I don’t watch horror movies any more. I hate that feeling of being scared and out of control, so I just say “No.” I especially dislike the ones where you think the worst is over, you can take a breath, nothing more horrific can happen, and then, SHOCKER, it does!
I’m feeling like that now about the Coronavirus pandemic. I thought the nation was on a downward trajectory of new cases, getting it under some control, when NO, cases are climbing, hospitals are overwhelmed, and more people are dying. We are confused about what to do, go out or stay in and it feels out of control again.
Several of the parents in Heartbroken – Grief and Hope Inside the Opioid Crisis, the book my co-authors and I published last year, had that same feeling about their child. Their child’s substance use disorder had been treated successfully and they were finally doing so good. Until “NO!” Their child used drugs again and lost their battle. Eric’s mother, Laura, describes it this way on page 148 of the book,
After those months of Eric being clean, I was caught off guard. If it had happened before his treatment, I was ready. Prepared, I was always expecting that call. Not this one. This didn’t make sense. Couldn’t be.
Diana Cuddeback, Heartlinks Grief Center Director and co-author of Heartbroken, explains how this type of shock causes traumatic grief in the book. She gives useful advice on the part stigma plays in the parent’s grief and ways to cope with traumatic grief.
Grief, not just traumatic grief, can feel this way, too. A feeling like it’s over. A string of good days or weeks, where things feel like they are more “normal” and then SHOCKER!, it feels like day one all over again. Like you hadn’t been through months of pain already.
When we get this out of control feeling, this shock, it’s hard but important to recognize that it’s a normal part of the grieving process. Kind of like aftershocks from an earthquake. They come, and eventually, they stop.
It’s hard to keep faith that our strength is enough to get us through, though. Please know that in Southwestern Illinois, you are not alone.
Heartlinks Grief Center, based in Belleville, IL, a program of Family Hospice of Belleville, can help with techniques to manage grief, like group support, and individual counseling, mindfulness and meditation. They serve all in the Southwestern Illinois region. Even in this pandemic, Heartlinks staff is here for you – with group support and individual counseling via virtual techniques. They’ll be back in person when it is safe to be together, too.
Heartlinks Grief Center provides grief support to all ages, regardless of ability to pay.
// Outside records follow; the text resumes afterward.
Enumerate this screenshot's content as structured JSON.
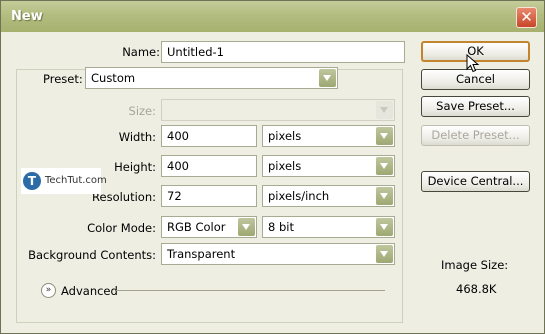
{
  "window": {
    "title": "New",
    "close_glyph": "✕"
  },
  "form": {
    "name_label": "Name:",
    "name_value": "Untitled-1",
    "preset_label": "Preset:",
    "preset_value": "Custom",
    "size_label": "Size:",
    "size_value": "",
    "width_label": "Width:",
    "width_value": "400",
    "width_unit": "pixels",
    "height_label": "Height:",
    "height_value": "400",
    "height_unit": "pixels",
    "resolution_label": "Resolution:",
    "resolution_value": "72",
    "resolution_unit": "pixels/inch",
    "color_mode_label": "Color Mode:",
    "color_mode_value": "RGB Color",
    "bit_depth_value": "8 bit",
    "background_label": "Background Contents:",
    "background_value": "Transparent",
    "advanced_label": "Advanced",
    "advanced_glyph": "»"
  },
  "buttons": {
    "ok": "OK",
    "cancel": "Cancel",
    "save_preset": "Save Preset...",
    "delete_preset": "Delete Preset...",
    "device_central": "Device Central..."
  },
  "info": {
    "image_size_label": "Image Size:",
    "image_size_value": "468.8K"
  },
  "watermark": {
    "logo_letter": "T",
    "text": "TechTut.com"
  },
  "colors": {
    "titlebar": "#b3bd80",
    "dialog_bg": "#eeeee3",
    "default_button_border": "#c2852e",
    "dropdown_arrow": "#9ea872"
  }
}
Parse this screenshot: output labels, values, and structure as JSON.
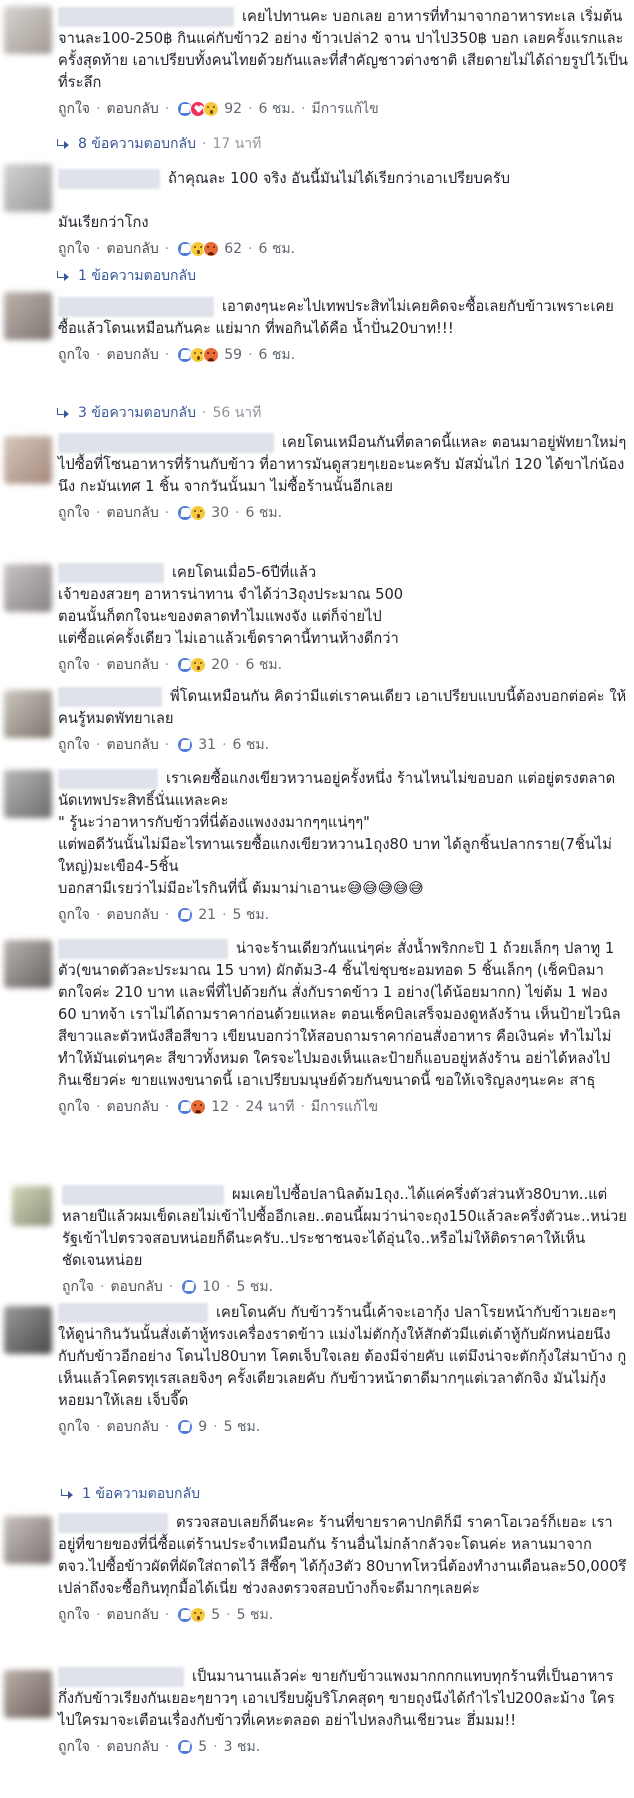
{
  "labels": {
    "like": "ถูกใจ",
    "reply": "ตอบกลับ",
    "edited": "มีการแก้ไข",
    "sep": "·"
  },
  "comments": [
    {
      "text": "เคยไปทานคะ บอกเลย อาหารที่ทำมาจากอาหารทะเล เริ่มต้น จานละ100-250฿ กินแค่กับข้าว2 อย่าง ข้าวเปล่า2 จาน ปาไป350฿ บอก เลยครั้งแรกและครั้งสุดท้าย เอาเปรียบทั้งคนไทยด้วยกันและที่สำคัญชาวต่างชาติ เสียดายไม่ได้ถ่ายรูปไว้เป็นที่ระลึก",
      "reactions": [
        "like",
        "love",
        "wow"
      ],
      "count": "92",
      "time": "6 ชม.",
      "edited": true,
      "replies": "8 ข้อความตอบกลับ",
      "replies_time": "17 นาที"
    },
    {
      "text": "ถ้าคุณละ 100 จริง อันนี้มันไม่ได้เรียกว่าเอาเปรียบครับ\n\nมันเรียกว่าโกง",
      "reactions": [
        "like",
        "wow",
        "angry"
      ],
      "count": "62",
      "time": "6 ชม.",
      "edited": false,
      "replies": "1 ข้อความตอบกลับ",
      "replies_time": ""
    },
    {
      "text": "เอาตงๆนะคะไปเทพประสิทไม่เคยคิดจะซื้อเลยกับข้าวเพราะเคยซื้อแล้วโดนเหมือนกันคะ แย่มาก ที่พอกินได้คือ น้ำปั่น20บาท!!!",
      "reactions": [
        "like",
        "wow",
        "angry"
      ],
      "count": "59",
      "time": "6 ชม.",
      "edited": false,
      "replies": "3 ข้อความตอบกลับ",
      "replies_time": "56 นาที"
    },
    {
      "text": "เคยโดนเหมือนกันที่ตลาดนี้แหละ ตอนมาอยู่พัทยาใหม่ๆ ไปซื้อที่โซนอาหารที่ร้านกับข้าว ที่อาหารมันดูสวยๆเยอะนะครับ มัสมั่นไก่ 120 ได้ขาไก่น้องนึง กะมันเทศ 1 ชิ้น จากวันนั้นมา ไม่ซื้อร้านนั้นอีกเลย",
      "reactions": [
        "like",
        "wow"
      ],
      "count": "30",
      "time": "6 ชม.",
      "edited": false,
      "replies": "",
      "replies_time": ""
    },
    {
      "text": "เคยโดนเมื่อ5-6ปีที่แล้ว\nเจ้าของสวยๆ อาหารน่าทาน จำได้ว่า3ถุงประมาณ 500\nตอนนั้นก็ตกใจนะของตลาดทำไมแพงจัง แต่ก็จ่ายไป\nแต่ซื้อแค่ครั้งเดียว ไม่เอาแล้วเข็ดราคานี้ทานห้างดีกว่า",
      "reactions": [
        "like",
        "wow"
      ],
      "count": "20",
      "time": "6 ชม.",
      "edited": false,
      "replies": "",
      "replies_time": ""
    },
    {
      "text": "พี่โดนเหมือนกัน คิดว่ามีแต่เราคนเดียว เอาเปรียบแบบนี้ต้องบอกต่อค่ะ ให้คนรู้หมดพัทยาเลย",
      "reactions": [
        "like"
      ],
      "count": "31",
      "time": "6 ชม.",
      "edited": false,
      "replies": "",
      "replies_time": ""
    },
    {
      "text": "เราเคยซื้อแกงเขียวหวานอยู่ครั้งหนึ่ง ร้านไหนไม่ขอบอก แต่อยู่ตรงตลาดนัดเทพประสิทธิ์นั่นแหละคะ\n\" รู้นะว่าอาหารกับข้าวที่นี่ต้องแพงงงมากๆๆแน่ๆๆ\"\nแต่พอดีวันนั้นไม่มีอะไรทานเรยซื้อแกงเขียวหวาน1ถุง80 บาท ได้ลูกชิ้นปลากราย(7ชิ้นไม่ใหญ่)มะเขือ4-5ชิ้น\nบอกสามีเรยว่าไม่มีอะไรกินที่นี้ ต้มมาม่าเอานะ😅😅😅😅😅",
      "reactions": [
        "like"
      ],
      "count": "21",
      "time": "5 ชม.",
      "edited": false,
      "replies": "",
      "replies_time": ""
    },
    {
      "text": "น่าจะร้านเดียวกันแน่ๆค่ะ สั่งน้ำพริกกะปิ 1 ถ้วยเล็กๆ ปลาทู 1 ตัว(ขนาดตัวละประมาณ 15 บาท) ผักต้ม3-4 ชิ้นไข่ชุบชะอมทอด 5 ชิ้นเล็กๆ (เช็คบิลมาตกใจค่ะ 210 บาท และพี่ที่ไปด้วยกัน สั่งกับราดข้าว 1 อย่าง(ได้น้อยมากก) ไข่ต้ม 1 ฟอง 60 บาทจ้า เราไม่ได้ถามราคาก่อนด้วยแหละ ตอนเช็คบิลเสร็จมองดูหลังร้าน เห็นป้ายไวนิลสีขาวและตัวหนังสือสีขาว เขียนบอกว่าให้สอบถามราคาก่อนสั่งอาหาร คือเงินค่ะ ทำไมไม่ทำให้มันเด่นๆคะ สีขาวทั้งหมด ใครจะไปมองเห็นและป้ายก็แอบอยู่หลังร้าน อย่าได้หลงไปกินเชียวค่ะ ขายแพงขนาดนี้ เอาเปรียบมนุษย์ด้วยกันขนาดนี้ ขอให้เจริญลงๆนะคะ สาธุ",
      "reactions": [
        "like",
        "angry"
      ],
      "count": "12",
      "time": "24 นาที",
      "edited": true,
      "replies": "",
      "replies_time": ""
    },
    {
      "text": "ผมเคยไปซื้อปลานิลต้ม1ถุง..ได้แค่ครึ่งตัวส่วนหัว80บาท..แต่หลายปีแล้วผมเข็ดเลยไม่เข้าไปซื้ออีกเลย..ตอนนี้ผมว่าน่าจะถุง150แล้วละครึ่งตัวนะ..หน่วยรัฐเข้าไปตรวจสอบหน่อยก็ดีนะครับ..ประชาชนจะได้อุ่นใจ..หรือไม่ให้ติดราคาให้เห็นชัดเจนหน่อย",
      "reactions": [
        "like"
      ],
      "count": "10",
      "time": "5 ชม.",
      "edited": false,
      "replies": "",
      "replies_time": ""
    },
    {
      "text": "เคยโดนคับ กับข้าวร้านนี้เค้าจะเอากุ้ง ปลาโรยหน้ากับข้าวเยอะๆให้ดูน่ากินวันนั้นสั่งเต้าหู้ทรงเครื่องราดข้าว แม่งไม่ตักกุ้งให้สักตัวมีแต่เต้าหู้กับผักหน่อยนึง กับกับข้าวอีกอย่าง โดนไป80บาท โคตเจ็บใจเลย ต้องมีจ่ายคับ แต่มึงน่าจะตักกุ้งใส่มาบ้าง กูเห็นแล้วโคตรทุเรสเลยจิงๆ ครั้งเดียวเลยคับ กับข้าวหน้าตาดีมากๆแต่เวลาตักจิง มันไม่กุ้งหอยมาให้เลย เจ็บจี๊ด",
      "reactions": [
        "like"
      ],
      "count": "9",
      "time": "5 ชม.",
      "edited": false,
      "replies": "1 ข้อความตอบกลับ",
      "replies_time": ""
    },
    {
      "text": "ตรวจสอบเลยก็ดีนะคะ ร้านที่ขายราคาปกติก็มี ราคาโอเวอร์ก็เยอะ เราอยู่ที่ขายของที่นี่ซื้อแต่ร้านประจำเหมือนกัน ร้านอื่นไม่กล้ากลัวจะโดนค่ะ หลานมาจากตจว.ไปซื้อข้าวผัดที่ผัดใส่ถาดไว้ สีซี๊ดๆ ได้กุ้ง3ตัว 80บาทโหวนี่ต้องทำงานเดือนละ50,000รึเปล่าถึงจะซื้อกินทุกมื้อได้เนี่ย ช่วงลงตรวจสอบบ้างก็จะดีมากๆเลยค่ะ",
      "reactions": [
        "like",
        "wow"
      ],
      "count": "5",
      "time": "5 ชม.",
      "edited": false,
      "replies": "",
      "replies_time": ""
    },
    {
      "text": "เป็นมานานแล้วค่ะ ขายกับข้าวแพงมากกกกแทบทุกร้านที่เป็นอาหารกึ่งกับข้าวเรียงกันเยอะๆยาวๆ เอาเปรียบผู้บริโภคสุดๆ ขายถุงนึงได้กำไรไป200ละม้าง ใครไปใครมาจะเตือนเรื่องกับข้าวที่เคหะตลอด อย่าไปหลงกินเชียวนะ ฮึ่มมม!!",
      "reactions": [
        "like"
      ],
      "count": "5",
      "time": "3 ชม.",
      "edited": false,
      "replies": "",
      "replies_time": ""
    }
  ]
}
If you are grieving or know someone who could use assistance on their grief journey, please contact Heartlinks Grief Center at 618-277-1800 or email email@example.com.
Proceeds from the sale of We Lost Her and Heartbroken are donated to help support Heartlinks Grief Center.